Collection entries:
Content starts

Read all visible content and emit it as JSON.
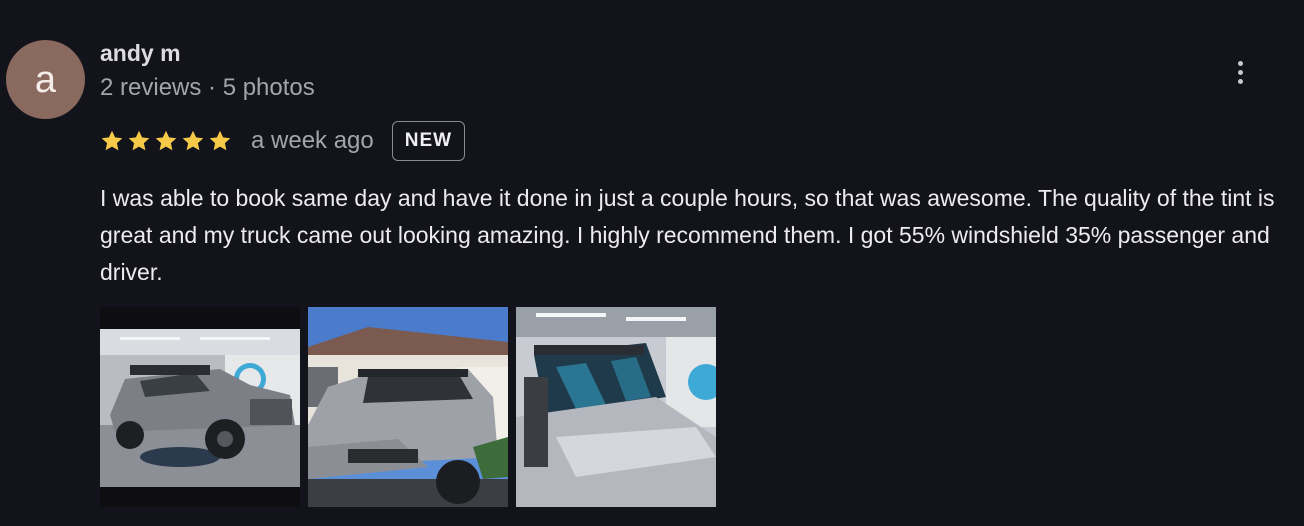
{
  "review": {
    "author": {
      "avatar_letter": "a",
      "name": "andy m",
      "meta": "2 reviews · 5 photos"
    },
    "rating": 5,
    "time_ago": "a week ago",
    "badge": "NEW",
    "text": "I was able to book same day and have it done in just a couple hours, so that was awesome. The quality of the tint is great and my truck came out looking amazing. I highly recommend them. I got 55% windshield 35% passenger and driver.",
    "photos": [
      {
        "subject": "silver truck in white tint shop"
      },
      {
        "subject": "silver truck front outdoors"
      },
      {
        "subject": "truck windshield close-up"
      }
    ]
  },
  "colors": {
    "background": "#13131b",
    "star": "#f7c948",
    "avatar": "#8a6a5e"
  },
  "icons": [
    "star-icon",
    "more-vert-icon"
  ]
}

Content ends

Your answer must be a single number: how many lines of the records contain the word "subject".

3